• Work required:
Write back every entry exactly as it reads, with the pictures left behind.

(Dataset entries)
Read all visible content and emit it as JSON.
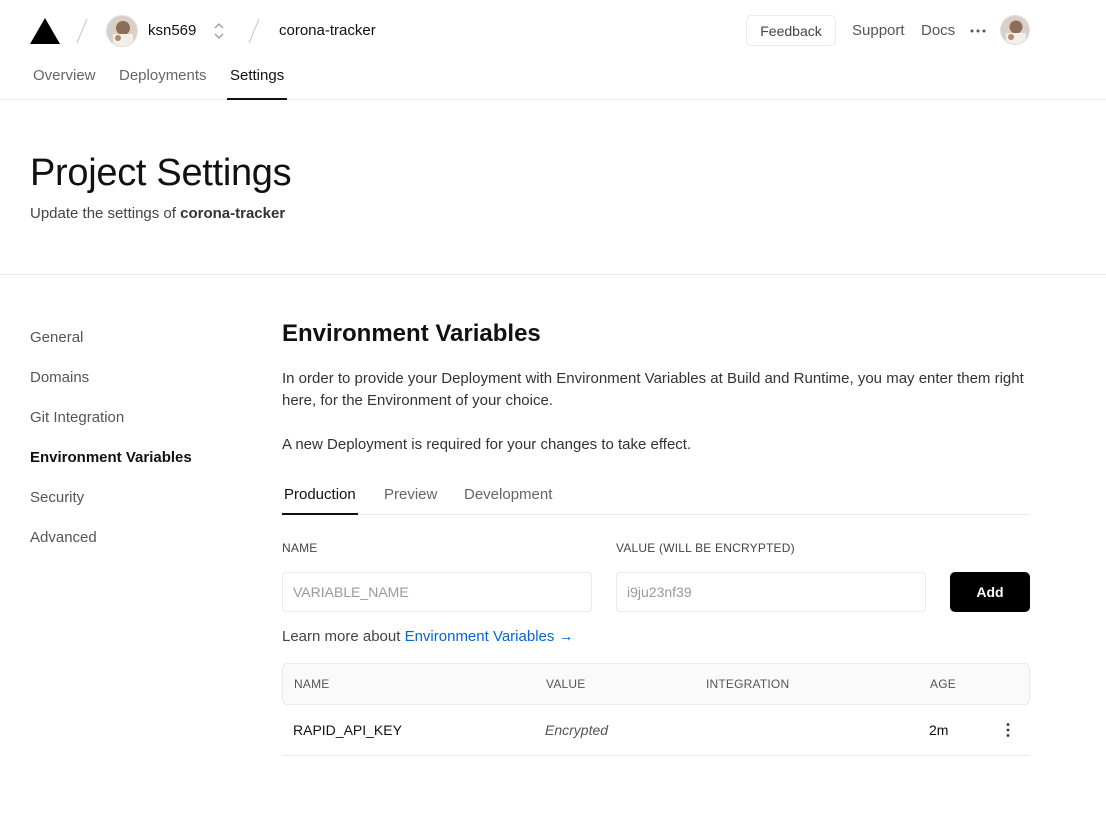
{
  "header": {
    "team": "ksn569",
    "project": "corona-tracker",
    "feedback_label": "Feedback",
    "support_label": "Support",
    "docs_label": "Docs",
    "tabs": [
      {
        "label": "Overview"
      },
      {
        "label": "Deployments"
      },
      {
        "label": "Settings"
      }
    ]
  },
  "page": {
    "title": "Project Settings",
    "subtitle_prefix": "Update the settings of ",
    "subtitle_project": "corona-tracker"
  },
  "sidebar": {
    "items": [
      {
        "label": "General"
      },
      {
        "label": "Domains"
      },
      {
        "label": "Git Integration"
      },
      {
        "label": "Environment Variables"
      },
      {
        "label": "Security"
      },
      {
        "label": "Advanced"
      }
    ]
  },
  "main": {
    "title": "Environment Variables",
    "description": "In order to provide your Deployment with Environment Variables at Build and Runtime, you may enter them right here, for the Environment of your choice.",
    "notice": "A new Deployment is required for your changes to take effect.",
    "env_tabs": [
      {
        "label": "Production"
      },
      {
        "label": "Preview"
      },
      {
        "label": "Development"
      }
    ],
    "form": {
      "name_label": "NAME",
      "value_label": "VALUE (WILL BE ENCRYPTED)",
      "name_placeholder": "VARIABLE_NAME",
      "value_placeholder": "i9ju23nf39",
      "add_label": "Add"
    },
    "learn_prefix": "Learn more about ",
    "learn_link": "Environment Variables →",
    "table": {
      "headers": [
        "NAME",
        "VALUE",
        "INTEGRATION",
        "AGE"
      ],
      "rows": [
        {
          "name": "RAPID_API_KEY",
          "value": "Encrypted",
          "integration": "",
          "age": "2m"
        }
      ]
    }
  }
}
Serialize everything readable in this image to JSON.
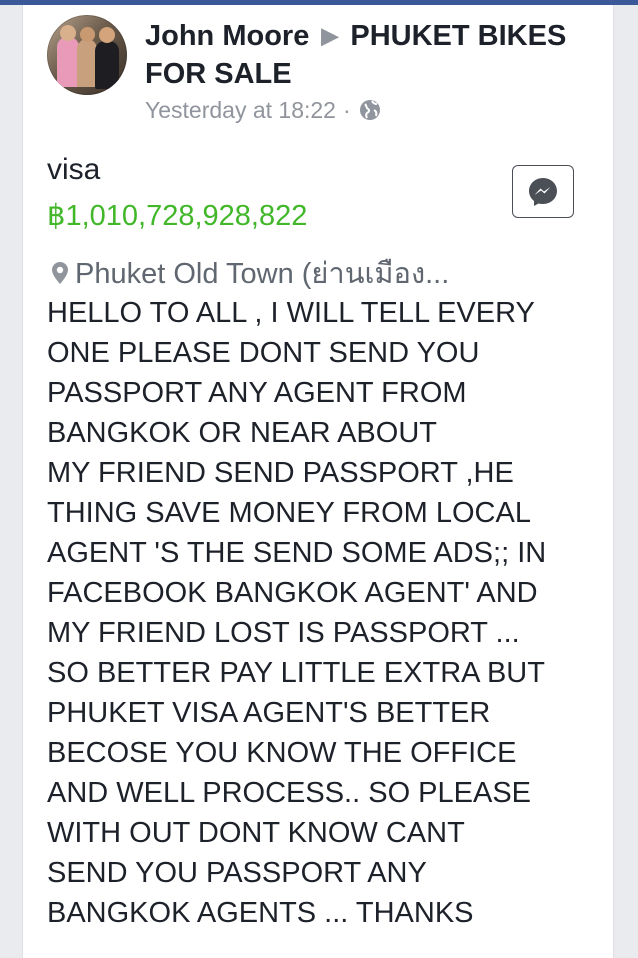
{
  "post": {
    "author": "John Moore",
    "group": "PHUKET BIKES FOR SALE",
    "timestamp": "Yesterday at 18:22",
    "separator": "·",
    "privacy_icon": "globe-icon"
  },
  "listing": {
    "title": "visa",
    "price": "฿1,010,728,928,822",
    "location": "Phuket Old Town (ย่านเมือง...",
    "message_icon": "messenger-icon",
    "description": "HELLO TO ALL , I WILL TELL EVERY\nONE PLEASE DONT SEND YOU\nPASSPORT ANY AGENT FROM\nBANGKOK OR NEAR ABOUT\nMY FRIEND SEND PASSPORT ,HE\nTHING SAVE MONEY   FROM LOCAL\nAGENT 'S THE SEND SOME ADS;; IN\nFACEBOOK BANGKOK AGENT' AND\nMY FRIEND LOST IS PASSPORT ...\nSO BETTER PAY LITTLE EXTRA BUT\nPHUKET VISA AGENT'S BETTER\nBECOSE YOU KNOW THE OFFICE\nAND WELL PROCESS.. SO PLEASE\nWITH OUT DONT KNOW CANT\nSEND YOU PASSPORT ANY\nBANGKOK AGENTS ... THANKS"
  },
  "colors": {
    "brand": "#3b5998",
    "price": "#42b72a",
    "meta": "#90949c",
    "text": "#1d2129"
  }
}
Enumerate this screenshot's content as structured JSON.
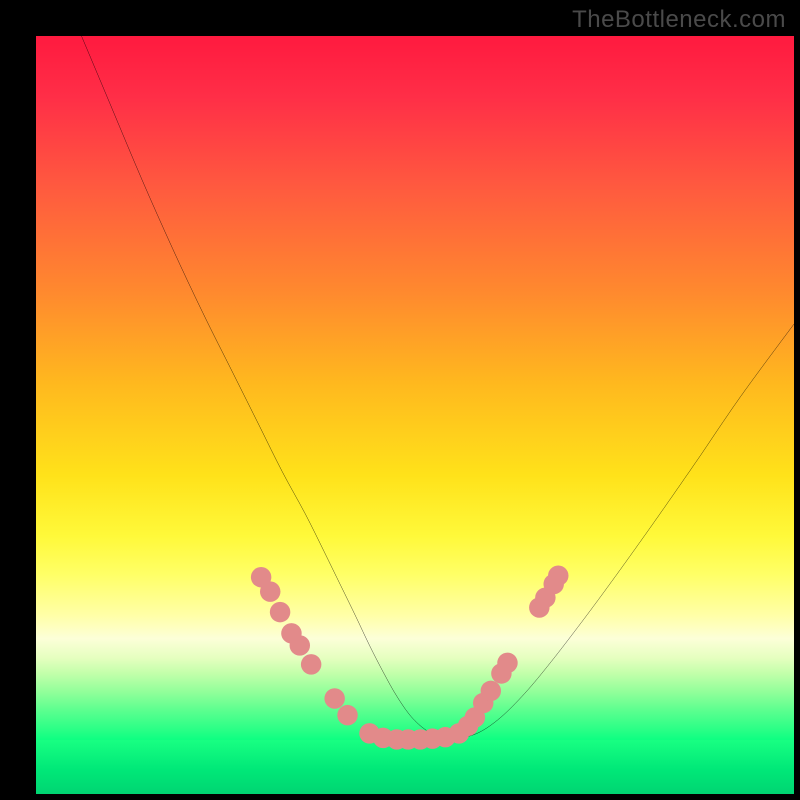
{
  "watermark": "TheBottleneck.com",
  "chart_data": {
    "type": "line",
    "title": "",
    "xlabel": "",
    "ylabel": "",
    "xlim": [
      0,
      100
    ],
    "ylim": [
      0,
      100
    ],
    "grid": false,
    "legend": false,
    "background": {
      "style": "vertical-gradient",
      "top_color": "#ff1a3f",
      "mid_color": "#ffe21a",
      "bottom_color": "#00d874"
    },
    "series": [
      {
        "name": "bottleneck-curve",
        "color": "#000000",
        "x": [
          6,
          10,
          14,
          18,
          22,
          26,
          29.5,
          32.5,
          35.5,
          38,
          40.2,
          42.2,
          44,
          45.8,
          47.6,
          49.5,
          51.5,
          53.5,
          55.8,
          58.4,
          61.3,
          64.5,
          68,
          72,
          76.5,
          81.5,
          87,
          93,
          100
        ],
        "y": [
          100,
          90.5,
          81,
          72,
          63.5,
          55.5,
          48.5,
          42.5,
          37,
          32,
          27.5,
          23.4,
          19.6,
          16.1,
          12.9,
          10.2,
          8.4,
          7.5,
          7.4,
          8.1,
          10.1,
          13.3,
          17.5,
          22.7,
          28.8,
          35.8,
          43.7,
          52.5,
          62
        ]
      }
    ],
    "markers": {
      "name": "highlighted-points",
      "color": "#e28a8a",
      "radius": 1.35,
      "points": [
        {
          "x": 29.7,
          "y": 28.6
        },
        {
          "x": 30.9,
          "y": 26.7
        },
        {
          "x": 32.2,
          "y": 24.0
        },
        {
          "x": 33.7,
          "y": 21.2
        },
        {
          "x": 34.8,
          "y": 19.6
        },
        {
          "x": 36.3,
          "y": 17.1
        },
        {
          "x": 39.4,
          "y": 12.6
        },
        {
          "x": 41.1,
          "y": 10.4
        },
        {
          "x": 44.0,
          "y": 8.0
        },
        {
          "x": 45.8,
          "y": 7.4
        },
        {
          "x": 47.6,
          "y": 7.2
        },
        {
          "x": 49.1,
          "y": 7.2
        },
        {
          "x": 50.7,
          "y": 7.2
        },
        {
          "x": 52.3,
          "y": 7.3
        },
        {
          "x": 54.0,
          "y": 7.5
        },
        {
          "x": 55.8,
          "y": 8.0
        },
        {
          "x": 57.0,
          "y": 9.0
        },
        {
          "x": 57.9,
          "y": 10.1
        },
        {
          "x": 59.0,
          "y": 12.0
        },
        {
          "x": 60.0,
          "y": 13.6
        },
        {
          "x": 61.4,
          "y": 15.9
        },
        {
          "x": 62.2,
          "y": 17.3
        },
        {
          "x": 66.4,
          "y": 24.6
        },
        {
          "x": 67.2,
          "y": 25.9
        },
        {
          "x": 68.3,
          "y": 27.7
        },
        {
          "x": 68.9,
          "y": 28.8
        }
      ]
    }
  }
}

• Answer:
Read all visible content and emit it as JSON.
{
  "header": {
    "team": "ksn569",
    "project": "corona-tracker",
    "feedback_label": "Feedback",
    "support_label": "Support",
    "docs_label": "Docs",
    "tabs": [
      {
        "label": "Overview"
      },
      {
        "label": "Deployments"
      },
      {
        "label": "Settings"
      }
    ]
  },
  "page": {
    "title": "Project Settings",
    "subtitle_prefix": "Update the settings of ",
    "subtitle_project": "corona-tracker"
  },
  "sidebar": {
    "items": [
      {
        "label": "General"
      },
      {
        "label": "Domains"
      },
      {
        "label": "Git Integration"
      },
      {
        "label": "Environment Variables"
      },
      {
        "label": "Security"
      },
      {
        "label": "Advanced"
      }
    ]
  },
  "main": {
    "title": "Environment Variables",
    "description": "In order to provide your Deployment with Environment Variables at Build and Runtime, you may enter them right here, for the Environment of your choice.",
    "notice": "A new Deployment is required for your changes to take effect.",
    "env_tabs": [
      {
        "label": "Production"
      },
      {
        "label": "Preview"
      },
      {
        "label": "Development"
      }
    ],
    "form": {
      "name_label": "NAME",
      "value_label": "VALUE (WILL BE ENCRYPTED)",
      "name_placeholder": "VARIABLE_NAME",
      "value_placeholder": "i9ju23nf39",
      "add_label": "Add"
    },
    "learn_prefix": "Learn more about ",
    "learn_link": "Environment Variables →",
    "table": {
      "headers": [
        "NAME",
        "VALUE",
        "INTEGRATION",
        "AGE"
      ],
      "rows": [
        {
          "name": "RAPID_API_KEY",
          "value": "Encrypted",
          "integration": "",
          "age": "2m"
        }
      ]
    }
  }
}
Serialize everything readable in this image to JSON.
{
  "post": {
    "author": "John Moore",
    "group": "PHUKET BIKES FOR SALE",
    "timestamp": "Yesterday at 18:22",
    "separator": "·",
    "privacy_icon": "globe-icon"
  },
  "listing": {
    "title": "visa",
    "price": "฿1,010,728,928,822",
    "location": "Phuket Old Town (ย่านเมือง...",
    "message_icon": "messenger-icon",
    "description": "HELLO TO ALL , I WILL TELL EVERY\nONE PLEASE DONT SEND YOU\nPASSPORT ANY AGENT FROM\nBANGKOK OR NEAR ABOUT\nMY FRIEND SEND PASSPORT ,HE\nTHING SAVE MONEY   FROM LOCAL\nAGENT 'S THE SEND SOME ADS;; IN\nFACEBOOK BANGKOK AGENT' AND\nMY FRIEND LOST IS PASSPORT ...\nSO BETTER PAY LITTLE EXTRA BUT\nPHUKET VISA AGENT'S BETTER\nBECOSE YOU KNOW THE OFFICE\nAND WELL PROCESS.. SO PLEASE\nWITH OUT DONT KNOW CANT\nSEND YOU PASSPORT ANY\nBANGKOK AGENTS ... THANKS"
  },
  "colors": {
    "brand": "#3b5998",
    "price": "#42b72a",
    "meta": "#90949c",
    "text": "#1d2129"
  }
}
Enumerate this screenshot's content as structured JSON.
{
  "watermark": "TheBottleneck.com",
  "chart_data": {
    "type": "line",
    "title": "",
    "xlabel": "",
    "ylabel": "",
    "xlim": [
      0,
      100
    ],
    "ylim": [
      0,
      100
    ],
    "grid": false,
    "legend": false,
    "background": {
      "style": "vertical-gradient",
      "top_color": "#ff1a3f",
      "mid_color": "#ffe21a",
      "bottom_color": "#00d874"
    },
    "series": [
      {
        "name": "bottleneck-curve",
        "color": "#000000",
        "x": [
          6,
          10,
          14,
          18,
          22,
          26,
          29.5,
          32.5,
          35.5,
          38,
          40.2,
          42.2,
          44,
          45.8,
          47.6,
          49.5,
          51.5,
          53.5,
          55.8,
          58.4,
          61.3,
          64.5,
          68,
          72,
          76.5,
          81.5,
          87,
          93,
          100
        ],
        "y": [
          100,
          90.5,
          81,
          72,
          63.5,
          55.5,
          48.5,
          42.5,
          37,
          32,
          27.5,
          23.4,
          19.6,
          16.1,
          12.9,
          10.2,
          8.4,
          7.5,
          7.4,
          8.1,
          10.1,
          13.3,
          17.5,
          22.7,
          28.8,
          35.8,
          43.7,
          52.5,
          62
        ]
      }
    ],
    "markers": {
      "name": "highlighted-points",
      "color": "#e28a8a",
      "radius": 1.35,
      "points": [
        {
          "x": 29.7,
          "y": 28.6
        },
        {
          "x": 30.9,
          "y": 26.7
        },
        {
          "x": 32.2,
          "y": 24.0
        },
        {
          "x": 33.7,
          "y": 21.2
        },
        {
          "x": 34.8,
          "y": 19.6
        },
        {
          "x": 36.3,
          "y": 17.1
        },
        {
          "x": 39.4,
          "y": 12.6
        },
        {
          "x": 41.1,
          "y": 10.4
        },
        {
          "x": 44.0,
          "y": 8.0
        },
        {
          "x": 45.8,
          "y": 7.4
        },
        {
          "x": 47.6,
          "y": 7.2
        },
        {
          "x": 49.1,
          "y": 7.2
        },
        {
          "x": 50.7,
          "y": 7.2
        },
        {
          "x": 52.3,
          "y": 7.3
        },
        {
          "x": 54.0,
          "y": 7.5
        },
        {
          "x": 55.8,
          "y": 8.0
        },
        {
          "x": 57.0,
          "y": 9.0
        },
        {
          "x": 57.9,
          "y": 10.1
        },
        {
          "x": 59.0,
          "y": 12.0
        },
        {
          "x": 60.0,
          "y": 13.6
        },
        {
          "x": 61.4,
          "y": 15.9
        },
        {
          "x": 62.2,
          "y": 17.3
        },
        {
          "x": 66.4,
          "y": 24.6
        },
        {
          "x": 67.2,
          "y": 25.9
        },
        {
          "x": 68.3,
          "y": 27.7
        },
        {
          "x": 68.9,
          "y": 28.8
        }
      ]
    }
  }
}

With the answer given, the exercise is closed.